Last year was a pivotal one for the country's five largest health insurers, as months of negotiation culminated in the Aetna-Humana and Anthem-Cigna mega-mergers.
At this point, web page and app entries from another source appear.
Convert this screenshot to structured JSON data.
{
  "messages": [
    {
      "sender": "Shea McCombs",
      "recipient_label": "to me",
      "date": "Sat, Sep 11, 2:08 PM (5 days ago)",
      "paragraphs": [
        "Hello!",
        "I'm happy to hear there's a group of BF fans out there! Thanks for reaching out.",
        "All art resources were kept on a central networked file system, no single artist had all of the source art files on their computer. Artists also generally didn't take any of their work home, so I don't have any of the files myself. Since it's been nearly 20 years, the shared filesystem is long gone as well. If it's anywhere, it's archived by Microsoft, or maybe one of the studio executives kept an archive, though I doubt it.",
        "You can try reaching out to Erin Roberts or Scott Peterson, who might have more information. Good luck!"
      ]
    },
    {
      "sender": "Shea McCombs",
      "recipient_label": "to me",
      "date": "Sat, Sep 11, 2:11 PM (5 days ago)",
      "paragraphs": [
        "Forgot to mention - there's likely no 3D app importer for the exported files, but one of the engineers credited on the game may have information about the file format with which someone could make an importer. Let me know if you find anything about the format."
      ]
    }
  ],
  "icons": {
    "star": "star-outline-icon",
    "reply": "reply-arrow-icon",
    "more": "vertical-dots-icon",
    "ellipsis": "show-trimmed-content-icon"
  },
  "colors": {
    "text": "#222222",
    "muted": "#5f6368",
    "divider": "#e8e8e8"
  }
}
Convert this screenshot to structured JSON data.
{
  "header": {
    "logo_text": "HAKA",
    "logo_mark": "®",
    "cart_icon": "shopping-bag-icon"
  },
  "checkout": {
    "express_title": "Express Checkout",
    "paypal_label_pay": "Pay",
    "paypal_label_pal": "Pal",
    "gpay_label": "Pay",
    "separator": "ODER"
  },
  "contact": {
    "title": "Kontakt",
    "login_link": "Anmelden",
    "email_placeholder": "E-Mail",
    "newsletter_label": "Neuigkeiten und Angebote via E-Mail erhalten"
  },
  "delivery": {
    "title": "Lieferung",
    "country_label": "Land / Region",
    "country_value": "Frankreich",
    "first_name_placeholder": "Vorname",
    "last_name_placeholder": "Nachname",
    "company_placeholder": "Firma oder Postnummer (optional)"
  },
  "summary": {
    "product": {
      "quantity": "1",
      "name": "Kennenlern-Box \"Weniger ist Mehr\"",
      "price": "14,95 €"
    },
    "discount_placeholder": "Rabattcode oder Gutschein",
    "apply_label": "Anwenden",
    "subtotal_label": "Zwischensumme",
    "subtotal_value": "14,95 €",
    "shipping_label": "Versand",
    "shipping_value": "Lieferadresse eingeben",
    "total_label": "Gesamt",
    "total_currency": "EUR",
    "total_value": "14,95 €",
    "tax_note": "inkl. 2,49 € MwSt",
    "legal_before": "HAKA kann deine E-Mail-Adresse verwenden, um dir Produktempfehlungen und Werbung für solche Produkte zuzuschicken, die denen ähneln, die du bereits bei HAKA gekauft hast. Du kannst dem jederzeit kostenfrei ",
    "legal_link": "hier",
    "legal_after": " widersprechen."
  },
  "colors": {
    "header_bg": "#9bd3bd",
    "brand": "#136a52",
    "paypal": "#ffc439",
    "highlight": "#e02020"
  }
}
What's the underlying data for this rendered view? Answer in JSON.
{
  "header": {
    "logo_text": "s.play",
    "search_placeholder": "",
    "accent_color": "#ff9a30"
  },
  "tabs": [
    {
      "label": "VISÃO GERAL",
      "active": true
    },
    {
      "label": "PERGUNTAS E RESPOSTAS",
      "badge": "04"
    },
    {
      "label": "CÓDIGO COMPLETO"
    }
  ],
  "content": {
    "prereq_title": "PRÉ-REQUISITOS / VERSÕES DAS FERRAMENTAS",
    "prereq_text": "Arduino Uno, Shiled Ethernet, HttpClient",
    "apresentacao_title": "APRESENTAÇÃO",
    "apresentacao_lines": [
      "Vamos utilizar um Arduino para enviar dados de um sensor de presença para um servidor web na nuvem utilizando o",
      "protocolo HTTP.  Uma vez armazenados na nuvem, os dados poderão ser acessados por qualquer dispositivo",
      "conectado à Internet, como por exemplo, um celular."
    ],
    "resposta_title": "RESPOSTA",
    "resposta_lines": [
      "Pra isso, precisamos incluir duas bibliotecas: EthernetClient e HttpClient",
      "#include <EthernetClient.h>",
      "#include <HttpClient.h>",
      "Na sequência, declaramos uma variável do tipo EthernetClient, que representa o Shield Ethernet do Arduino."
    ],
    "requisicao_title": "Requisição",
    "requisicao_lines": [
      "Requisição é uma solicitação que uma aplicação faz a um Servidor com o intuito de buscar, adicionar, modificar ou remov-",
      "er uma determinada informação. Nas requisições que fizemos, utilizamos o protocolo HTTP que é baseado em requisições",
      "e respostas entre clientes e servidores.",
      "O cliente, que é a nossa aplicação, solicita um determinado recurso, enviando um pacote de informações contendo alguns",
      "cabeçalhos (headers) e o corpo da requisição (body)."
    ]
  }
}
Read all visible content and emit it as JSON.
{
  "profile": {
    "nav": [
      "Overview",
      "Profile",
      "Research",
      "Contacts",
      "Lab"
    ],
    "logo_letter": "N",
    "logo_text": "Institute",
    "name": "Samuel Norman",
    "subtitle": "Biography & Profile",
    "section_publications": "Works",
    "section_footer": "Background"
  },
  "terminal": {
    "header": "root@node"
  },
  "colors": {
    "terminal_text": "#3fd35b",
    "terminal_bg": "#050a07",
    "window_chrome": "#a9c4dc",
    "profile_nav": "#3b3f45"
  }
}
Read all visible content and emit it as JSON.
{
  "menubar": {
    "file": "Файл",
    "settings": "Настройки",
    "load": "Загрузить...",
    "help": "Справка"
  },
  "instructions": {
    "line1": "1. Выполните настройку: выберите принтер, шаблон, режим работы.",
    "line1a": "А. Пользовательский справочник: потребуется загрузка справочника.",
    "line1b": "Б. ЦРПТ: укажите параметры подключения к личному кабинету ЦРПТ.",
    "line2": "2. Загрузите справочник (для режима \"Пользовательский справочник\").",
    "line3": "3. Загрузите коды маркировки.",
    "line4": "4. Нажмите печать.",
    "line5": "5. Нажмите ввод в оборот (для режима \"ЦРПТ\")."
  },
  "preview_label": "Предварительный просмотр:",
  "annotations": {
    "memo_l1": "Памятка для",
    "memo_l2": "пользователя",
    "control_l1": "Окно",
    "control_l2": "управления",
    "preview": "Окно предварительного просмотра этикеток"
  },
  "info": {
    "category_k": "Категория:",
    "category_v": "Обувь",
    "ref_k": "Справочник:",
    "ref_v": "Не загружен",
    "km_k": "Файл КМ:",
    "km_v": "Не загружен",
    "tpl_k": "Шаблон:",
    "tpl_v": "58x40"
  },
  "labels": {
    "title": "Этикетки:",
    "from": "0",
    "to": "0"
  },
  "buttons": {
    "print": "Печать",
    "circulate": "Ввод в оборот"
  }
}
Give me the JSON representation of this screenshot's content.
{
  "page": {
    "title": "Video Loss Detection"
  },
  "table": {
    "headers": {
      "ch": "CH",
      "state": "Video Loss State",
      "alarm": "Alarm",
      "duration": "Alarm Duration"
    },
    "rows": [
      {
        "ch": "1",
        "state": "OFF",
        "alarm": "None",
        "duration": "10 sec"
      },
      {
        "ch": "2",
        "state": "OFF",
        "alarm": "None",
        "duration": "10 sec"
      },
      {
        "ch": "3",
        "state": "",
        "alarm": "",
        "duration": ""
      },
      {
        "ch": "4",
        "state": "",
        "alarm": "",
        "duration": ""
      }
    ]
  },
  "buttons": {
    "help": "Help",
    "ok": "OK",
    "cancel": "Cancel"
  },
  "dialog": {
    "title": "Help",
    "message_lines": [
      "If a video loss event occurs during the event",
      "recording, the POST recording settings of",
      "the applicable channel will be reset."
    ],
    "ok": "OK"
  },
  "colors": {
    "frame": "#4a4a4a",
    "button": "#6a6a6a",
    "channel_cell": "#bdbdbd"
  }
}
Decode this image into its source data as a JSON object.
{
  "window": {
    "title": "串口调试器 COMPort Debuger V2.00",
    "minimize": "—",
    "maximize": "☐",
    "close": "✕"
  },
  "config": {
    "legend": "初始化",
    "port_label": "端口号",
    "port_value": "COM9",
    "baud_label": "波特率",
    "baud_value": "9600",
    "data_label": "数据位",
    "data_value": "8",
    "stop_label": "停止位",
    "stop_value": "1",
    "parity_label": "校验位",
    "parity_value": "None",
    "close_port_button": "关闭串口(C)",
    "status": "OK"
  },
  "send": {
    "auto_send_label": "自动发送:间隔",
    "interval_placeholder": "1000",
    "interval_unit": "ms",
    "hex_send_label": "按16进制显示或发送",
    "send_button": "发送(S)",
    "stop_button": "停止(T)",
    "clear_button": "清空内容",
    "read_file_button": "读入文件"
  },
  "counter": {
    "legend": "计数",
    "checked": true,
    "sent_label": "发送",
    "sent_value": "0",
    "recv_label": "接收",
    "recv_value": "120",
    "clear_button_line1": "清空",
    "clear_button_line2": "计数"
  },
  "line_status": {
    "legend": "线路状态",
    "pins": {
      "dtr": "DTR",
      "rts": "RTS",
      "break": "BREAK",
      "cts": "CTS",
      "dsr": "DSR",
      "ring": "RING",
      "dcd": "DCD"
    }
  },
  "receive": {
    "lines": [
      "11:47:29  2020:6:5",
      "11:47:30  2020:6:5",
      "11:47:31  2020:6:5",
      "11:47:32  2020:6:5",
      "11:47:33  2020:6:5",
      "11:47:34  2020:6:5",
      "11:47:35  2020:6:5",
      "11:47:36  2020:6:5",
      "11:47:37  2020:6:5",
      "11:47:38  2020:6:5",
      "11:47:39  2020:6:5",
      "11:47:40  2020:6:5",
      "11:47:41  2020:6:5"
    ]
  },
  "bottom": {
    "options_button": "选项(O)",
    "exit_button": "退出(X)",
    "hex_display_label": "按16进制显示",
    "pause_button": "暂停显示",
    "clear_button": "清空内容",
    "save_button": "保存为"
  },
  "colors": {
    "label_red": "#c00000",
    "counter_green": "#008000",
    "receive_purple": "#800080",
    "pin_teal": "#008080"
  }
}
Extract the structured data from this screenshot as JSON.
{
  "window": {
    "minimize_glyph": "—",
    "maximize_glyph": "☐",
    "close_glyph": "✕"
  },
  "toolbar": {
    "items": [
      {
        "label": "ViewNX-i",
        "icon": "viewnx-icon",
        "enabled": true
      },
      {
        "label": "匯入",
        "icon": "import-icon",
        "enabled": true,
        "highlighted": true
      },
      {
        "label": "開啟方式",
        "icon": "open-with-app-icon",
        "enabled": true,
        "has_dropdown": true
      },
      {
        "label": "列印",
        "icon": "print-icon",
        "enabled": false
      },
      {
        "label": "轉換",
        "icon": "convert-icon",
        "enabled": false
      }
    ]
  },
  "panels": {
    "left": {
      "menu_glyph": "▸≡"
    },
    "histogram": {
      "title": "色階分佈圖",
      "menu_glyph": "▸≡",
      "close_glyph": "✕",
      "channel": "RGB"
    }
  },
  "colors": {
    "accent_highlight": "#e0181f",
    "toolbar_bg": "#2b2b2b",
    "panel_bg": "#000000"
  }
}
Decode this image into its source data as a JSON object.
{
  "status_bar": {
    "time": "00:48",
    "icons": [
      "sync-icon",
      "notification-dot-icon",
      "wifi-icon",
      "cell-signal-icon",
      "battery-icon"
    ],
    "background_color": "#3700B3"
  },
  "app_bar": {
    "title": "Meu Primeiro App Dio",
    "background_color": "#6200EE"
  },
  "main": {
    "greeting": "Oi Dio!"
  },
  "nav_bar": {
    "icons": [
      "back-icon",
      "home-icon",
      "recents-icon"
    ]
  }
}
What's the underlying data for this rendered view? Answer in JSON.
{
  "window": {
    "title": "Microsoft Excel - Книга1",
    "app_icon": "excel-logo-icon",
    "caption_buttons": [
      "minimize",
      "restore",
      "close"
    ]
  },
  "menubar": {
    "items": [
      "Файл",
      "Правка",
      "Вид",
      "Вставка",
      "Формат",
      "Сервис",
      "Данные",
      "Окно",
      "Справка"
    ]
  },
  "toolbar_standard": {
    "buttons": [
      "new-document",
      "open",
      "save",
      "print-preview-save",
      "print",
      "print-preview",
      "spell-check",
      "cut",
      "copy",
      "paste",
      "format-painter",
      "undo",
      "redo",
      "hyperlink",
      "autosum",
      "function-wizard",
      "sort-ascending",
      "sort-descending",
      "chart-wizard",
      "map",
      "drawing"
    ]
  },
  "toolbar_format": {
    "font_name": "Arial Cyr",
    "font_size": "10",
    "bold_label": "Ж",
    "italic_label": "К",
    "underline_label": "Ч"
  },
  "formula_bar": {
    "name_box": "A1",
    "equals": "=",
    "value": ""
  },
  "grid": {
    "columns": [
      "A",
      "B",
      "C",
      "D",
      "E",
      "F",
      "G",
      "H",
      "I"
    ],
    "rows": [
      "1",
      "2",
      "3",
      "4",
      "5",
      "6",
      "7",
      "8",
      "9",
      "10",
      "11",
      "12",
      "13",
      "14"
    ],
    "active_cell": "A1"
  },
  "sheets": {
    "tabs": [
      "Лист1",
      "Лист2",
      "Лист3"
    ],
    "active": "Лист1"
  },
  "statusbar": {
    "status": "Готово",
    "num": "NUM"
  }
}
It also was a good year to be an executive at the "big five" payers, as total compensation rose for 4 out of 5 CEOs.
Humana's move to tie executive compensation to members' health outcomes may actually help protect its leaders' bonuses amid less-predictable profits, according to the International Business Times.
Salary increases for two senior executives who oversaw the implementation of Maine's once-burgeoning consumer operated and oriented plan are being scrutinized after the plan lost millions last year, leading to administrative cuts and premium hikes, according to the Portland Press Herald.
Amid the industry's shift to performance-based provider payments, one health insurer is taking the trend a step further by tying executive bonuses to members' health outcomes.
Though its losses in the individual market grew, Blue Cross and Blue Shield of North Carolina rebounded from a multimillion-dollar loss in 2014 by posting a small profit in 2015, the insurer announced.
CEO Paul Markovich has pledged to improve Blue Shield of California's service to members and disclose more about its executives' compensation as the insurer faces continued scrutiny from both consumer advocates and the state, the Los Angeles Times reports.
Though consumer operated and oriented health plans around the country have struggled and even folded, some of their leaders appear to have been well-compensated.
Hospital chief financial officers must focus on labor cost--both from staff and executives--and ask relevant questions in order to keep costs under control, according to an opinion piece in Healthcare Finance News.
When WellPoint named Joseph Swedish its new CEO back in 2013, the insurer announced Swedish's salary right off the bat--$1.25 million in salary and as much as $3.75 million in bonuses.
The 10 largest publicly traded insurers paid their top executives a combined $300 million in compensation last year. But because of a little-discussed provision in the Affordable Care Act, they also had to pay $72 million more than the year before in taxes, amounting to an additional $1.3 million in taxes per executive, according to a new report from the Institute for Policy Studies.